Thursday, January 19, 2023

A dapper ensemble


Another beautiful but cold morning. Sophie is out of the car, over the dunes and onto the beach at a break neck pace. This morning there are crows to chase. Archie the arthritic labrador is greeted like the old friend that he's become. How quickly are new routines formed and old ones forgotten.

There are 'fishy' scents to be found amid the seaweed. After forty minutes Sophie has had a full olfactory workout.  I try to discuss the surprise news that the New Zealand Prime Minister is stepping down but Sophie is entirely focused on a washed up razor clam.

We head back to the car, passing as we go a thorn tree reputed to have been planted by Mary Queen of Scots. Sophie sniffs it but after the scintillating discovery of  razor clams a thorn tree is just a thorn tree.

A detour to the Jaffa Cake cafe. The sound of 'Abide with me' echoing out of the town kirk on the other side of the street. The organist is putting his body and soul into it. As there's no hearse waiting outside I'm guessing it's the choir practising for a funeral. We leave as they get to the line 'Shine through the gloom and point me to the skies' . The ladies of the choir are attempting the 'challenging' descant. The old stone walls of the kirk filter out any imperfections and as we walk by the taxi rank they sound almost angelic.

A formal outfit in the doorway of one of the kilt makers. This dapper ensemble is presumably targeted at a a youthful wedding audience. Perhaps a different tie might be more successful ? Angus approves of the sporran.

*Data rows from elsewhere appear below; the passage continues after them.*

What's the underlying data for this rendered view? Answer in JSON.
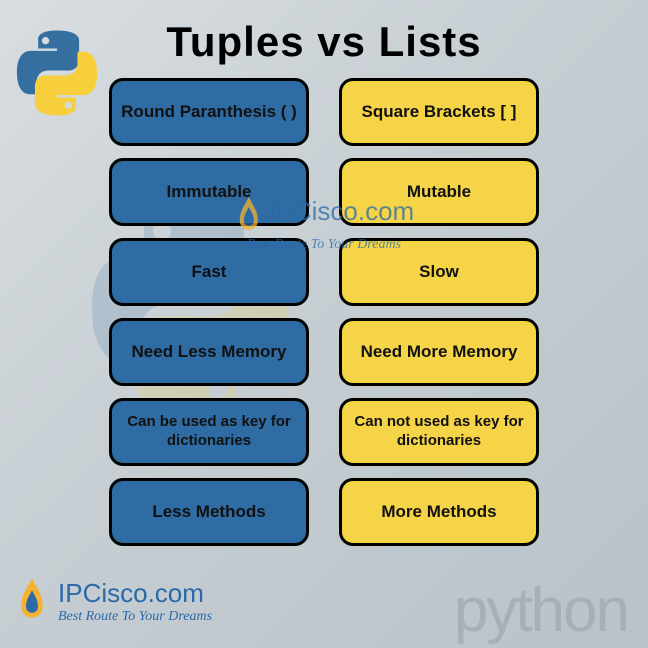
{
  "title": "Tuples  vs  Lists",
  "rows": [
    {
      "left": "Round Paranthesis ( )",
      "right": "Square Brackets [ ]"
    },
    {
      "left": "Immutable",
      "right": "Mutable"
    },
    {
      "left": "Fast",
      "right": "Slow"
    },
    {
      "left": "Need Less Memory",
      "right": "Need More Memory"
    },
    {
      "left": "Can be used as key for dictionaries",
      "right": "Can not used as key for dictionaries"
    },
    {
      "left": "Less Methods",
      "right": "More Methods"
    }
  ],
  "watermark": {
    "brand": "IPCisco.com",
    "tagline": "Best Route To Your Dreams"
  },
  "bottom_logo": {
    "brand": "IPCisco.com",
    "tagline": "Best Route To Your Dreams"
  },
  "python_word": "python",
  "colors": {
    "blue": "#2e6ca3",
    "yellow": "#f5d447"
  }
}
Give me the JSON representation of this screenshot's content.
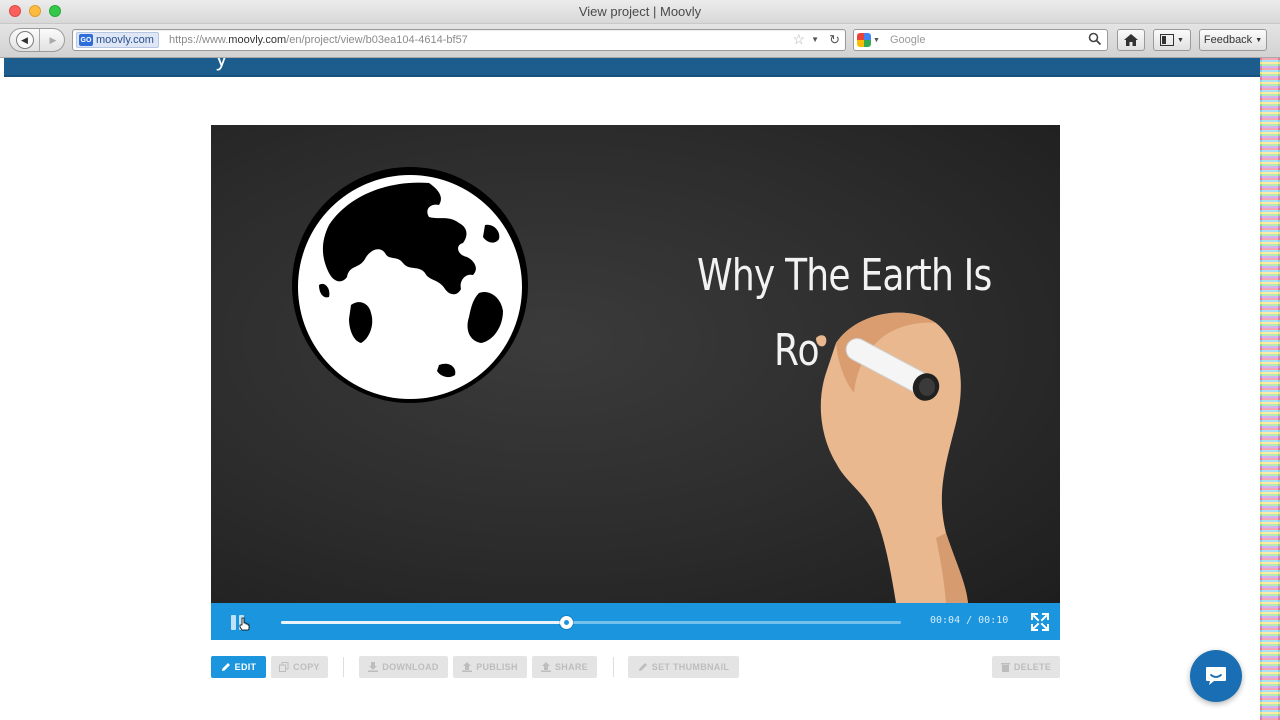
{
  "window": {
    "title": "View project | Moovly"
  },
  "toolbar": {
    "site_badge": "moovly.com",
    "favicon_text": "GO",
    "url_prefix": "https://www.",
    "url_domain": "moovly.com",
    "url_path": "/en/project/view/b03ea104-4614-bf57",
    "search_placeholder": "Google",
    "feedback_label": "Feedback"
  },
  "page": {
    "header_cut_text": "y"
  },
  "player": {
    "title_line1": "Why The Earth Is",
    "title_line2": "Ro",
    "time_readout": "00:04 / 00:10",
    "progress_fraction": 0.46
  },
  "actions": {
    "edit": "EDIT",
    "copy": "COPY",
    "download": "DOWNLOAD",
    "publish": "PUBLISH",
    "share": "SHARE",
    "set_thumbnail": "SET THUMBNAIL",
    "delete": "DELETE"
  },
  "colors": {
    "accent": "#1a95de",
    "header": "#1c5d8e",
    "chat": "#1a6fb4"
  },
  "icons": {
    "back": "back-arrow-icon",
    "forward": "forward-arrow-icon",
    "bookmark": "star-icon",
    "reload": "reload-icon",
    "search": "magnifier-icon",
    "home": "home-icon",
    "sidebar": "sidebar-icon",
    "pause": "pause-icon",
    "fullscreen": "fullscreen-icon",
    "chat": "chat-icon"
  }
}
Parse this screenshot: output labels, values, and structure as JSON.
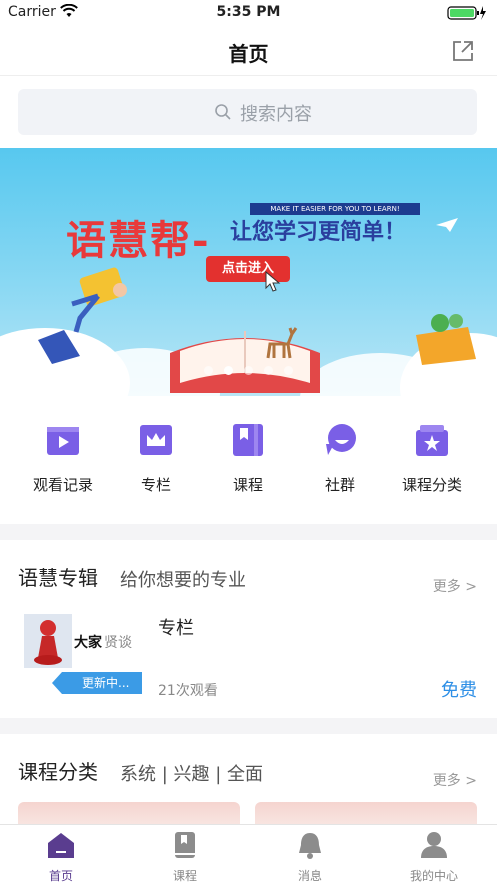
{
  "status_bar": {
    "carrier": "Carrier",
    "time": "5:35 PM"
  },
  "nav": {
    "title": "首页"
  },
  "search": {
    "placeholder": "搜索内容"
  },
  "banner": {
    "brand": "语慧帮-",
    "slogan": "让您学习更简单！",
    "tagline": "MAKE IT EASIER FOR YOU TO LEARN!",
    "cta": "点击进入",
    "page_count": 5,
    "active_page": 1
  },
  "quick_links": [
    {
      "label": "观看记录",
      "icon": "play-video-icon"
    },
    {
      "label": "专栏",
      "icon": "crown-icon"
    },
    {
      "label": "课程",
      "icon": "bookmark-book-icon"
    },
    {
      "label": "社群",
      "icon": "chat-bubble-icon"
    },
    {
      "label": "课程分类",
      "icon": "star-folder-icon"
    }
  ],
  "section_featured": {
    "title": "语慧专辑",
    "subtitle": "给你想要的专业",
    "more": "更多 >",
    "card": {
      "thumb_caption_bold": "大家",
      "thumb_caption_light": "贤谈",
      "tag": "更新中...",
      "title": "专栏",
      "views": "21次观看",
      "price": "免费"
    }
  },
  "section_categories": {
    "title": "课程分类",
    "subtitle": "系统 | 兴趣 | 全面",
    "more": "更多 >"
  },
  "tabbar": [
    {
      "label": "首页",
      "icon": "home-icon",
      "active": true
    },
    {
      "label": "课程",
      "icon": "course-book-icon",
      "active": false
    },
    {
      "label": "消息",
      "icon": "bell-icon",
      "active": false
    },
    {
      "label": "我的中心",
      "icon": "user-icon",
      "active": false
    }
  ],
  "colors": {
    "accent": "#7a5fe6",
    "active_tab": "#5a3d8f",
    "price": "#2e8fe6",
    "banner_red": "#e3312f"
  }
}
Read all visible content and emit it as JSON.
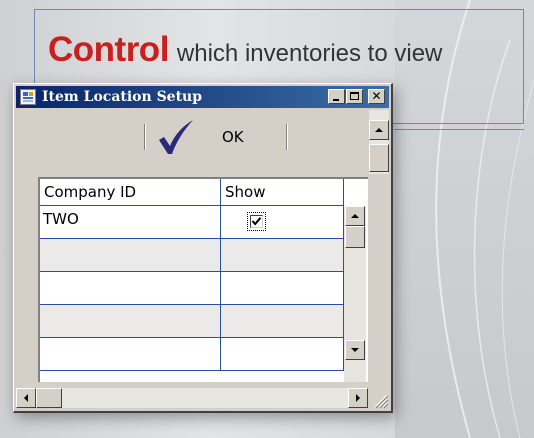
{
  "banner": {
    "headline_bold": "Control",
    "headline_rest": "which inventories to view"
  },
  "window": {
    "title": "Item Location Setup",
    "title_icon": "form-icon",
    "controls": {
      "minimize_icon": "minimize-icon",
      "maximize_icon": "maximize-icon",
      "close_glyph": "✕"
    }
  },
  "toolbar": {
    "ok_label": "OK",
    "ok_icon": "checkmark-icon"
  },
  "grid": {
    "columns": [
      "Company ID",
      "Show"
    ],
    "rows": [
      {
        "company_id": "TWO",
        "show": true
      },
      {
        "company_id": "",
        "show": null
      },
      {
        "company_id": "",
        "show": null
      },
      {
        "company_id": "",
        "show": null
      },
      {
        "company_id": "",
        "show": null
      }
    ]
  },
  "colors": {
    "title_bar_start": "#0a246a",
    "title_bar_end": "#3a6ea5",
    "headline_red": "#c8201f",
    "grid_lines": "#2b4fa0",
    "checkmark": "#2a2a7a"
  }
}
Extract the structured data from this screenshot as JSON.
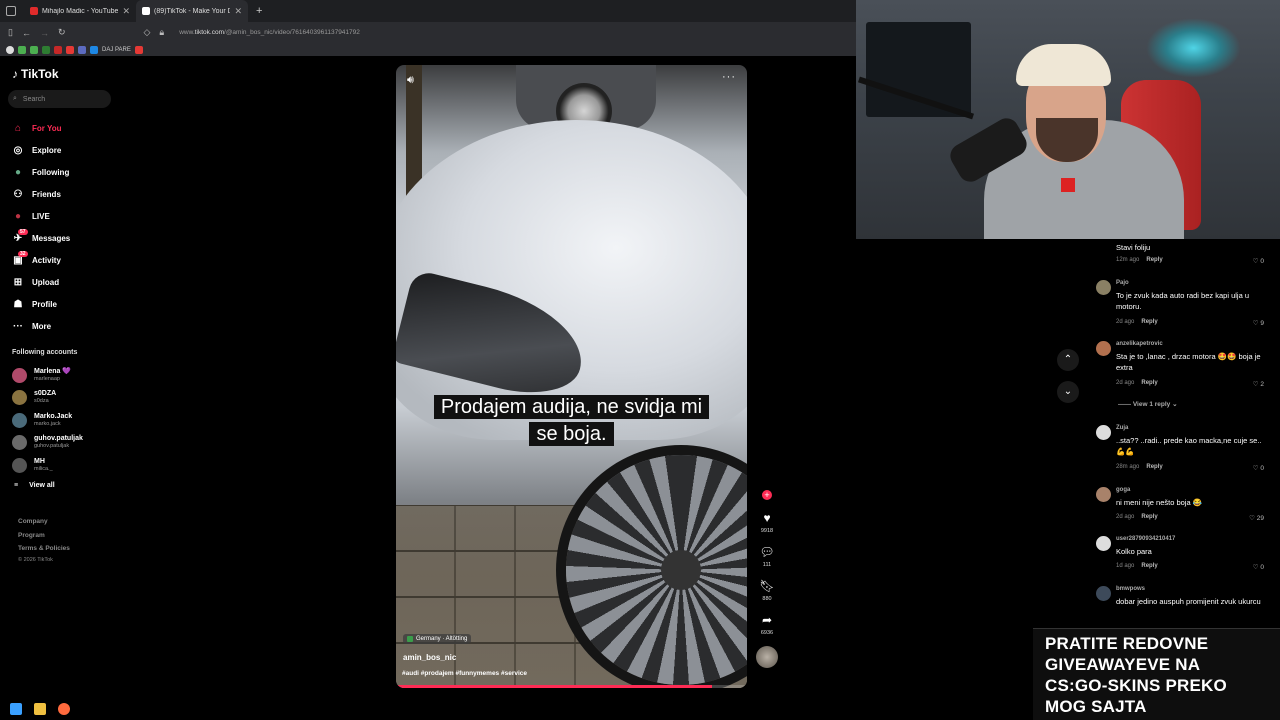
{
  "browser": {
    "tabs": [
      {
        "title": "Mihajlo Madic - YouTube",
        "active": false,
        "favicon_color": "#e02b2b"
      },
      {
        "title": "(89)TikTok - Make Your Day",
        "active": true,
        "favicon_color": "#ffffff"
      }
    ],
    "url_prefix": "www.",
    "url_domain": "tiktok.com",
    "url_path": "/@amin_bos_nic/video/7616403961137941792",
    "bookmark_label": "DAJ PARE"
  },
  "tiktok": {
    "logo": "TikTok",
    "search_placeholder": "Search",
    "nav": [
      {
        "label": "For You",
        "icon": "home-icon",
        "glyph": "⌂",
        "active": true
      },
      {
        "label": "Explore",
        "icon": "compass-icon",
        "glyph": "◎"
      },
      {
        "label": "Following",
        "icon": "following-avatar-icon",
        "glyph": "●"
      },
      {
        "label": "Friends",
        "icon": "friends-icon",
        "glyph": "👥"
      },
      {
        "label": "LIVE",
        "icon": "live-avatar-icon",
        "glyph": "●"
      },
      {
        "label": "Messages",
        "icon": "messages-icon",
        "glyph": "✈",
        "badge": "57"
      },
      {
        "label": "Activity",
        "icon": "activity-icon",
        "glyph": "▣",
        "badge": "32"
      },
      {
        "label": "Upload",
        "icon": "upload-icon",
        "glyph": "⊞"
      },
      {
        "label": "Profile",
        "icon": "profile-icon",
        "glyph": "☗"
      },
      {
        "label": "More",
        "icon": "more-icon",
        "glyph": "···"
      }
    ],
    "following_title": "Following accounts",
    "accounts": [
      {
        "name": "Marlena 💜",
        "handle": "marlenaap",
        "color": "#b04a6a"
      },
      {
        "name": "s0DZA",
        "handle": "s0dza",
        "color": "#8a7340"
      },
      {
        "name": "Marko.Jack",
        "handle": "marko.jack",
        "color": "#4a6a7a"
      },
      {
        "name": "guhov.patuljak",
        "handle": "guhov.patuljak",
        "color": "#6a6a6a"
      },
      {
        "name": "MH",
        "handle": "milica._",
        "color": "#555555"
      }
    ],
    "view_all": "View all",
    "footer": [
      "Company",
      "Program",
      "Terms & Policies"
    ],
    "copyright": "© 2026 TikTok"
  },
  "video": {
    "caption_line1": "Prodajem audija, ne svidja mi",
    "caption_line2": "se boja.",
    "location": "Germany · Altötting",
    "author": "amin_bos_nic",
    "hashtags": "#audi #prodajem #funnymemes #service",
    "progress": 0.9,
    "likes": "9918",
    "comments": "111",
    "saves": "880",
    "shares": "6936"
  },
  "comments": [
    {
      "user": "",
      "text": "Stavi foliju",
      "time": "12m ago",
      "likes": "0"
    },
    {
      "user": "Pajo",
      "text": "To je zvuk kada auto radi bez kapi ulja u motoru.",
      "time": "2d ago",
      "likes": "9"
    },
    {
      "user": "anzelikapetrovic",
      "text": "Sta je to ,lanac , drzac motora 🤩🤩 boja je extra",
      "time": "2d ago",
      "likes": "2"
    },
    {
      "user": "Zuja",
      "text": "..sta?? ..radi.. prede kao macka,ne cuje se..💪💪",
      "time": "28m ago",
      "likes": "0"
    },
    {
      "user": "goga",
      "text": "ni meni nije nešto boja 😂",
      "time": "2d ago",
      "likes": "29"
    },
    {
      "user": "user28790934210417",
      "text": "Kolko para",
      "time": "1d ago",
      "likes": "0"
    },
    {
      "user": "bmwpows",
      "text": "dobar jedino auspuh promijenit zvuk ukurcu",
      "time": "",
      "likes": ""
    }
  ],
  "reply_label": "Reply",
  "view_replies": "View 1 reply",
  "banner": {
    "line1": "PRATITE REDOVNE",
    "line2": "GIVEAWAYEVE NA",
    "line3": "CS:GO-SKINS PREKO",
    "line4": "MOG SAJTA"
  },
  "colors": {
    "accent": "#fe2c55",
    "background": "#000000"
  }
}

So starts another January day with a Polish Lowland Sheepdog lady.